## WHAT NEEDS TO BE DONE
Which lines in the records below hold the word "kind"? Copy each of them.

++++++

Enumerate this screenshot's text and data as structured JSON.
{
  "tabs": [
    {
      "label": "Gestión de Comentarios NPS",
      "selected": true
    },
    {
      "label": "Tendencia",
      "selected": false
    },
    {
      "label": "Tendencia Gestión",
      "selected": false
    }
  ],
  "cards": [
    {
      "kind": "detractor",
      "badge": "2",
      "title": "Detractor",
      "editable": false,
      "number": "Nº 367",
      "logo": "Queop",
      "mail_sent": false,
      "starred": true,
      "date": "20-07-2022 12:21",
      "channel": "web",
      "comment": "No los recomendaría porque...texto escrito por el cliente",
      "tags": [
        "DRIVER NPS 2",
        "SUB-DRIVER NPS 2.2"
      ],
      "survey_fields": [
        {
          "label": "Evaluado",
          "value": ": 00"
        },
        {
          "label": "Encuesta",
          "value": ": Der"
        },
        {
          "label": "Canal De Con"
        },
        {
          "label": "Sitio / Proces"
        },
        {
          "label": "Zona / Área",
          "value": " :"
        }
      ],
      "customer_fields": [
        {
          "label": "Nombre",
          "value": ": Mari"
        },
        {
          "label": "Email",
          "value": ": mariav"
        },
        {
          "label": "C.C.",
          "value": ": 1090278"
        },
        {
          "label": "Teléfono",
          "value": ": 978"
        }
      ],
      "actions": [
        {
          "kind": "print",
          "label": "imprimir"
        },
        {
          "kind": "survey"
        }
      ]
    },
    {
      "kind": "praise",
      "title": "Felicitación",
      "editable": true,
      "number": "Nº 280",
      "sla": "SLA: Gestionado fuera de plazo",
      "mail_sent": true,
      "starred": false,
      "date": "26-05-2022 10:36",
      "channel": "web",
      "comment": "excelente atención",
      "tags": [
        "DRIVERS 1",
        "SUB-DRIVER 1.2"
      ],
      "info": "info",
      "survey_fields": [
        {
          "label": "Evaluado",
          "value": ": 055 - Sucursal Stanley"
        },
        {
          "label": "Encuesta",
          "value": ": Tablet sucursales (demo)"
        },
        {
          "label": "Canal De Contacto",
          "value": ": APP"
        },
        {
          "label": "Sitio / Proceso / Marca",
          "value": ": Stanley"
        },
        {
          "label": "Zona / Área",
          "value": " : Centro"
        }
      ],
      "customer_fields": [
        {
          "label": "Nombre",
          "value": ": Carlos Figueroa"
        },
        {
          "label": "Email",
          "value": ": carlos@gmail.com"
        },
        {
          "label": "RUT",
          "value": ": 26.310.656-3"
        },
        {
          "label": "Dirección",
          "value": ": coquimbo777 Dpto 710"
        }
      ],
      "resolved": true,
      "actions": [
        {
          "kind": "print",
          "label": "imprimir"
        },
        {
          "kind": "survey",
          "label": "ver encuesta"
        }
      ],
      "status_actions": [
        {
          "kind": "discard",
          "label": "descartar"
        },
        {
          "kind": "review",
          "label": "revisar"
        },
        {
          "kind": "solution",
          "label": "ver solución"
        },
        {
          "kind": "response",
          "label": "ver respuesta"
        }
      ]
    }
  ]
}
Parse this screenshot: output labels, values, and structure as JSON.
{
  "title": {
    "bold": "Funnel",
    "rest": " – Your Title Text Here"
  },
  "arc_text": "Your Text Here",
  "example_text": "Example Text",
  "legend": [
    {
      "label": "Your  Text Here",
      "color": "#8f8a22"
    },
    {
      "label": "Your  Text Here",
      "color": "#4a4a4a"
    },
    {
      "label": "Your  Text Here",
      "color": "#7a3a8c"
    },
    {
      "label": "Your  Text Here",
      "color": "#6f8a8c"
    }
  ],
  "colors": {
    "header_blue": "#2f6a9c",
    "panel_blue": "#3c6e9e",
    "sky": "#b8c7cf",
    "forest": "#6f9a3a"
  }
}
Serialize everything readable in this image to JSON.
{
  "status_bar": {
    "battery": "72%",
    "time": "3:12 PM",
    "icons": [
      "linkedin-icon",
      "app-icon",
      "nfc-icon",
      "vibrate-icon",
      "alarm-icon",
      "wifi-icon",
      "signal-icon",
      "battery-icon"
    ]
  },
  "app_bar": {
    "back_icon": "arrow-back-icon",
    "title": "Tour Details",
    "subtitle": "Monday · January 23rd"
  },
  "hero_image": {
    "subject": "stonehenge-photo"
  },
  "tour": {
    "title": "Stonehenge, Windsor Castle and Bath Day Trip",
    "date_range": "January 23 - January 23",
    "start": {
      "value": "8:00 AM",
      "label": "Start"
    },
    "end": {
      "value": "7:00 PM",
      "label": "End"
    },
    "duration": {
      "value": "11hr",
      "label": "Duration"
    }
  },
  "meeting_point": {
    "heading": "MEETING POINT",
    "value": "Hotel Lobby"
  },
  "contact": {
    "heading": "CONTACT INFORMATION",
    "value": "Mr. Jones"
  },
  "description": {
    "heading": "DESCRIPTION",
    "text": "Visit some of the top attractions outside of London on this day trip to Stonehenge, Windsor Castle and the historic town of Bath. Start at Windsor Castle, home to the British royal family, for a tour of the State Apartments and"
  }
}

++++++

## ANSWER FOR THIS EXERCISE
      "kind": "detractor",
          "kind": "print",
          "kind": "survey"
      "kind": "praise",
          "kind": "print",
          "kind": "survey",
          "kind": "discard",
          "kind": "review",
          "kind": "solution",
          "kind": "response",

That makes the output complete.